Among his possessions were two Jewish prayer books and a silver Star of David. . ") that gave him hope and joy in exile, that kept him warm until he died. So again, within the ghastly numbing horror of this notyet Page 32 fortyyearold story of how six million Jews came to be killed, there leaps up the complicated and infinitely moving tragedy of one—and of one by one. But as far as I can judge, the mind and heart are revealed intact. " Since this conjecture reflects something of my own experience, the reader is free to regard it as intrusively subjective or happily intuitive.
In the forests, he is forced to hide his Jewishness—but he discovers there that the one thing that gives him inner distinction, the thing he can cling to and that helps to sustain him and save his life, is what he calls the "sweet secret" of his Jewishness. But if he clones his parents a hundred times in one novel, do we then have a picture of JewishGerman society under Hitler, or of hated parents cloned a hundred times? But it seems to me that many Jewish fiction writers—even if they don't know it, and never heard of him—are paying homage in their writerly hearts to Akiva.

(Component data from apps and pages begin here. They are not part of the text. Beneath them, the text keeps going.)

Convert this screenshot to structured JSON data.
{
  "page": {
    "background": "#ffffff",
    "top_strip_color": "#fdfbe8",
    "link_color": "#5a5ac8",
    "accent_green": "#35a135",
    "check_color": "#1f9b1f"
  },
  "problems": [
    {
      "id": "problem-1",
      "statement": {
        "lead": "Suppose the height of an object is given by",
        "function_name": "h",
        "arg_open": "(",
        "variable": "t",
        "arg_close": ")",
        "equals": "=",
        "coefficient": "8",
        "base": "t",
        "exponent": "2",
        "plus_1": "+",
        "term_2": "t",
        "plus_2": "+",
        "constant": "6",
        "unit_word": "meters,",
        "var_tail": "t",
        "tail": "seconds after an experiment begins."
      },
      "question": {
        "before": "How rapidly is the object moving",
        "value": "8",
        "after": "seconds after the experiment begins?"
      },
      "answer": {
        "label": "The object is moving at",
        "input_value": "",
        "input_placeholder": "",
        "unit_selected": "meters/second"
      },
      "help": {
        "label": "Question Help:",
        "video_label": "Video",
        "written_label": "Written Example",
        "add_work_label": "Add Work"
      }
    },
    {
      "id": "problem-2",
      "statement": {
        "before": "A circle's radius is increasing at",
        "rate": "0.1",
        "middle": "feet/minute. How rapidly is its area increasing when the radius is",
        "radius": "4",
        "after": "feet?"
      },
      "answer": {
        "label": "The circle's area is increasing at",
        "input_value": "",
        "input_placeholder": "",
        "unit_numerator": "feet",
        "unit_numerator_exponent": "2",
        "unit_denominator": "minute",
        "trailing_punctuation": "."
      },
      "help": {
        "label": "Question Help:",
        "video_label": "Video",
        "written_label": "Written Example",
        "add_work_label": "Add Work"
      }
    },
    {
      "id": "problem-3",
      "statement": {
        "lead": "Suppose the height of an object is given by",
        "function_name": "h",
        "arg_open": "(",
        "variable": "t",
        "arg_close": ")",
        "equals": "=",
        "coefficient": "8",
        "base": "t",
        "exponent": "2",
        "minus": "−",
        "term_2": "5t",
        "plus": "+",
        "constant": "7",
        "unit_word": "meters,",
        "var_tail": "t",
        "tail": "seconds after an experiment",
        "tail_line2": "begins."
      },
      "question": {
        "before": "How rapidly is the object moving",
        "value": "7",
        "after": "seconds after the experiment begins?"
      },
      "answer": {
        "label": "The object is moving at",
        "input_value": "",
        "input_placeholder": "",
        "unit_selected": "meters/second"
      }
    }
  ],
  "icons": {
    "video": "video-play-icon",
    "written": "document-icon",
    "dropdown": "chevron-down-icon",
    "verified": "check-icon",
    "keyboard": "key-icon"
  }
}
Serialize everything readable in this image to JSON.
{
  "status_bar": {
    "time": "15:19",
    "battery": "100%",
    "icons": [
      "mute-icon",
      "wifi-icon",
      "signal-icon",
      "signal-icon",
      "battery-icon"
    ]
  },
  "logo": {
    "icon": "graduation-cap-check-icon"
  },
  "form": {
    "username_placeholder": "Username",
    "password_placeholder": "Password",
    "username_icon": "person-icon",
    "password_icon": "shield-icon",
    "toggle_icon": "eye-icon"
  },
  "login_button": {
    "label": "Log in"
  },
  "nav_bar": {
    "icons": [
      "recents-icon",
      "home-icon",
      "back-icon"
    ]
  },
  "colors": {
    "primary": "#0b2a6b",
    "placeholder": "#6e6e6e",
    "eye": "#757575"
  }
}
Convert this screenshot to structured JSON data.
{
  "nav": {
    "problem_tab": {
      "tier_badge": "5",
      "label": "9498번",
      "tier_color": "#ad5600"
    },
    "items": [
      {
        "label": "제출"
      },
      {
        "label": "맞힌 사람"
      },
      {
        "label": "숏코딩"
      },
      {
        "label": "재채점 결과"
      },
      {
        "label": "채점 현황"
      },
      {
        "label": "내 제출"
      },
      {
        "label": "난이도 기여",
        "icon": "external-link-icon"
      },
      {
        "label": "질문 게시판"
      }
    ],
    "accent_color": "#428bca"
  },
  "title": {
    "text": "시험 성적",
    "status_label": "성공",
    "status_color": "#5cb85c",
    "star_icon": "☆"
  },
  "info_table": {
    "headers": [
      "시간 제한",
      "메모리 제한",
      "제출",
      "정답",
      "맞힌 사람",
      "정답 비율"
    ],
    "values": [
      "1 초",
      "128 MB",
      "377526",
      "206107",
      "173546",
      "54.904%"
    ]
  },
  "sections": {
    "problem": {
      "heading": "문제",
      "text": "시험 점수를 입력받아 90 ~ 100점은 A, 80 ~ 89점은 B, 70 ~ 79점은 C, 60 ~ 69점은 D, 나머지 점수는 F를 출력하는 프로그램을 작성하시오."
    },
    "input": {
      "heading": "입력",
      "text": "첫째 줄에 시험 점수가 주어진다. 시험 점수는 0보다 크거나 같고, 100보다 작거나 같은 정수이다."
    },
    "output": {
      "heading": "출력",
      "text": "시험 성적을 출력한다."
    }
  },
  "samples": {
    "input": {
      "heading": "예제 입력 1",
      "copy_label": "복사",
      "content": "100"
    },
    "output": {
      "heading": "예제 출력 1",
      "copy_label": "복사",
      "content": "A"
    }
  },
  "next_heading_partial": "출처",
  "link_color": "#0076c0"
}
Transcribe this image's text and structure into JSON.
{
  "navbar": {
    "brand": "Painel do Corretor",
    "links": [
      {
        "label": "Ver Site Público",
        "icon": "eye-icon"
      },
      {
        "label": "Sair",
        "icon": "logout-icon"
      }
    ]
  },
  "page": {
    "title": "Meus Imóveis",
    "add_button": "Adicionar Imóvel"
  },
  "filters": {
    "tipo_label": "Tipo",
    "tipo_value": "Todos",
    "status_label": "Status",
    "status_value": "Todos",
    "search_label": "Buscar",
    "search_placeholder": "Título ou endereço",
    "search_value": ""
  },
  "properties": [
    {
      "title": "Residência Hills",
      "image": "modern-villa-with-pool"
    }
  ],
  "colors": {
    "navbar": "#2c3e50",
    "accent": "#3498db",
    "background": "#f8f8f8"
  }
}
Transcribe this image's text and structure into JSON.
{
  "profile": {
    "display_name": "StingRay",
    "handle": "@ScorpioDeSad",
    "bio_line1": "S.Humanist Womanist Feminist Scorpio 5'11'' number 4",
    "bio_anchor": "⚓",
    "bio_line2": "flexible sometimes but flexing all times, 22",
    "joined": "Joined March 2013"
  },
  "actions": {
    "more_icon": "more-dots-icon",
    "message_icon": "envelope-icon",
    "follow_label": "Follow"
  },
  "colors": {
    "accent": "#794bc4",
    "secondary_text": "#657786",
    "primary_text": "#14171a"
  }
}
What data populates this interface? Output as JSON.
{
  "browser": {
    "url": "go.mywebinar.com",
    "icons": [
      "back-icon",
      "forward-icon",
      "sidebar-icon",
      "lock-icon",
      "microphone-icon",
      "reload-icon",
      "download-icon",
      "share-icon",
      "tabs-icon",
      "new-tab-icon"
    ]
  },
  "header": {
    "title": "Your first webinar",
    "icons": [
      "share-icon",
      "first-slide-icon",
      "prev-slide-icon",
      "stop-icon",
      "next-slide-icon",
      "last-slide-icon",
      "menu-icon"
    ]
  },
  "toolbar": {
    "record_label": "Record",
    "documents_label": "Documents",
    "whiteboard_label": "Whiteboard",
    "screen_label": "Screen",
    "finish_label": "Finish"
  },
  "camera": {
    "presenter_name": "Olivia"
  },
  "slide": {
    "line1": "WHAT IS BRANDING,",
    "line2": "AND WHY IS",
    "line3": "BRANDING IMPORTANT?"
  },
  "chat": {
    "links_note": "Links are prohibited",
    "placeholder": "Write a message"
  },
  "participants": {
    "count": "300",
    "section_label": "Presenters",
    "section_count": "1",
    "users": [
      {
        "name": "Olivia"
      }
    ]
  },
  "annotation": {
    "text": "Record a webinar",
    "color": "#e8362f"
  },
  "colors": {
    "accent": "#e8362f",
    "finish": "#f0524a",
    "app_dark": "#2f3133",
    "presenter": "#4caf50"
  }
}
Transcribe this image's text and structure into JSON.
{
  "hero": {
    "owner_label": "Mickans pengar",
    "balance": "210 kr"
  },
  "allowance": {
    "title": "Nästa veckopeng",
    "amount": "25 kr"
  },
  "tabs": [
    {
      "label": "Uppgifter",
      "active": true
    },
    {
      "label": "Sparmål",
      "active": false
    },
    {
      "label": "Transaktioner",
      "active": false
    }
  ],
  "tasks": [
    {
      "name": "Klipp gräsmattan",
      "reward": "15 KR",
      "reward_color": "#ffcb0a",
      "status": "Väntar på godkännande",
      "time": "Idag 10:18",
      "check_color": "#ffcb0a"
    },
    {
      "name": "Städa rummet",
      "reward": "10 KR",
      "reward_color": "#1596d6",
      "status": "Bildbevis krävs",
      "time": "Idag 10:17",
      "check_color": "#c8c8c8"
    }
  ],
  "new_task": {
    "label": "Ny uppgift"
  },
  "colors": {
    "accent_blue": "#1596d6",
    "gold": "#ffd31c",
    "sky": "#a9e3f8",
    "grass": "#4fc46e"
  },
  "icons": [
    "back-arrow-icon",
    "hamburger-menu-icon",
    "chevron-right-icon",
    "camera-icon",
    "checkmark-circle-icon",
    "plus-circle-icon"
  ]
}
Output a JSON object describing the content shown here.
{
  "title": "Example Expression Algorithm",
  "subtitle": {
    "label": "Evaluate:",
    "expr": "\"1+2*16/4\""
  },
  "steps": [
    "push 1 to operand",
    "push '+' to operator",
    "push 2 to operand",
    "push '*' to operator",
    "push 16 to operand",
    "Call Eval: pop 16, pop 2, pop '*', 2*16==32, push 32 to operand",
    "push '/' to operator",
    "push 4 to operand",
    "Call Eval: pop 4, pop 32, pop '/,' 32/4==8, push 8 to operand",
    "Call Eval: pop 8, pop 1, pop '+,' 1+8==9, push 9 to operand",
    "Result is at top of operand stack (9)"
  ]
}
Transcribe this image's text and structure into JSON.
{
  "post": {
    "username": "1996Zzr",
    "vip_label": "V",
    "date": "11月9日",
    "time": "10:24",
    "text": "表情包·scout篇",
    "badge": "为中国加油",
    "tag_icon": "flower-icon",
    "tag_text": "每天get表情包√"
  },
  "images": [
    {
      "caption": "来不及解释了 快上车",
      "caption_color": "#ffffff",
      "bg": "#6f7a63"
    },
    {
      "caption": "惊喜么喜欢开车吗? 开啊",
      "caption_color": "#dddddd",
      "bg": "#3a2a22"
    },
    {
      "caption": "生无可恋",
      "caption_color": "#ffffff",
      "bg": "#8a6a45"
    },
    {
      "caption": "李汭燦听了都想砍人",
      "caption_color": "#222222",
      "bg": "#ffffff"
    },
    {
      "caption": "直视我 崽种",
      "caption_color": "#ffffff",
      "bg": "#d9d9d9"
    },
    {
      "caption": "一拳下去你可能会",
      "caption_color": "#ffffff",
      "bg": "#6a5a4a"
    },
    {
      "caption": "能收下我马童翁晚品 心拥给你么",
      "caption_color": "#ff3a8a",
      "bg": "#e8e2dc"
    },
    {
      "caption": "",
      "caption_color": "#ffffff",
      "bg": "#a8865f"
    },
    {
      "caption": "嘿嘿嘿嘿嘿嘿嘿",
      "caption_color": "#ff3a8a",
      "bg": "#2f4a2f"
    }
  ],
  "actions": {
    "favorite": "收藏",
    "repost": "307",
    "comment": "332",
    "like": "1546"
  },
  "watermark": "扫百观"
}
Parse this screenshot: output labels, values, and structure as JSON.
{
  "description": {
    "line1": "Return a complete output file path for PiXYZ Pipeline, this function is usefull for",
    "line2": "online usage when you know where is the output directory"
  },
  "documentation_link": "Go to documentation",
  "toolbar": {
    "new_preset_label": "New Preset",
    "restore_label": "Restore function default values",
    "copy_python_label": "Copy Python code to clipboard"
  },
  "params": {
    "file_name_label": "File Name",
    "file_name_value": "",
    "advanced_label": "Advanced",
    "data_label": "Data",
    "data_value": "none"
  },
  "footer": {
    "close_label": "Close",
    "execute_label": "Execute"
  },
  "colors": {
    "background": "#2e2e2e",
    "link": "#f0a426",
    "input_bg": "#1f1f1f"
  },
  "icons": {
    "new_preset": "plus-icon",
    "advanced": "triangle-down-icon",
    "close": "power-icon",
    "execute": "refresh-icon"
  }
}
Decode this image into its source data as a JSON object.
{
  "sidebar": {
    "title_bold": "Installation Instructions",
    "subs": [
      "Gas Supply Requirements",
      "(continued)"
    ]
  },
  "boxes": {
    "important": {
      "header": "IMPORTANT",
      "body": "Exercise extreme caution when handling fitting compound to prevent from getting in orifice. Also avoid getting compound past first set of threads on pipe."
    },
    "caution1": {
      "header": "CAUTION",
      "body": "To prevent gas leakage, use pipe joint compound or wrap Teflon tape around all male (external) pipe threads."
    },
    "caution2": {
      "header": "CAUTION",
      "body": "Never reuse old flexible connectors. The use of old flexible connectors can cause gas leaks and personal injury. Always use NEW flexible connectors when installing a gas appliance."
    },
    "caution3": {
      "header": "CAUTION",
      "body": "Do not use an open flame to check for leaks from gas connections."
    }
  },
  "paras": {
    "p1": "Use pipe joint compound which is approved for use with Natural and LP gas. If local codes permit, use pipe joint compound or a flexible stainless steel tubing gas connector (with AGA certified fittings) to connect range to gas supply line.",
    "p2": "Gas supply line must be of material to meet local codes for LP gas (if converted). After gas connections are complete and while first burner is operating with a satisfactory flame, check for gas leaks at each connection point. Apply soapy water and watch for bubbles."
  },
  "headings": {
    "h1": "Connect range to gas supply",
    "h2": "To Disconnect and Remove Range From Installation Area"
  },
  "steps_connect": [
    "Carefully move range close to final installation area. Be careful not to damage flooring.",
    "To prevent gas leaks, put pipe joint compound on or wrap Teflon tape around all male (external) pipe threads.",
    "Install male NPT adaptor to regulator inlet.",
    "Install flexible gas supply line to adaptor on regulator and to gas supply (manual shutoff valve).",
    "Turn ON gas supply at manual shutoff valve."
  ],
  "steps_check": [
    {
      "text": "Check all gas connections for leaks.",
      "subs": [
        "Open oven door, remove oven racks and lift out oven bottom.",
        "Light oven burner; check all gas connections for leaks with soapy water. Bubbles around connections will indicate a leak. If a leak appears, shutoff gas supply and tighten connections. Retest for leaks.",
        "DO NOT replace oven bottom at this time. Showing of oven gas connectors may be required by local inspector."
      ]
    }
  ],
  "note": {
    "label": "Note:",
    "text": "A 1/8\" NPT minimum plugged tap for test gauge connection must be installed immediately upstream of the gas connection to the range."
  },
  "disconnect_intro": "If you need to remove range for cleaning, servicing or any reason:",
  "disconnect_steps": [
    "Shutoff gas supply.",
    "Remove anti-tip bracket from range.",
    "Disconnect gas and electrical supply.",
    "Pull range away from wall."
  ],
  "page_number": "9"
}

If it seemed possible to inject a note of humor into her life—it doesn't—we might hear an echo of Woody Allen's quip about identity: Jewish, with an explanation. . Did she make the profound spiritual error of not granting separate identity to those who resembled her, transgressing fearfully in that case against her own idea of "attention," the respect due another human being? Translated to theology, the way leads to the inquisitorial fires. They were to her an "accursed people," she records among similar jottings in her 1942 New York notebook.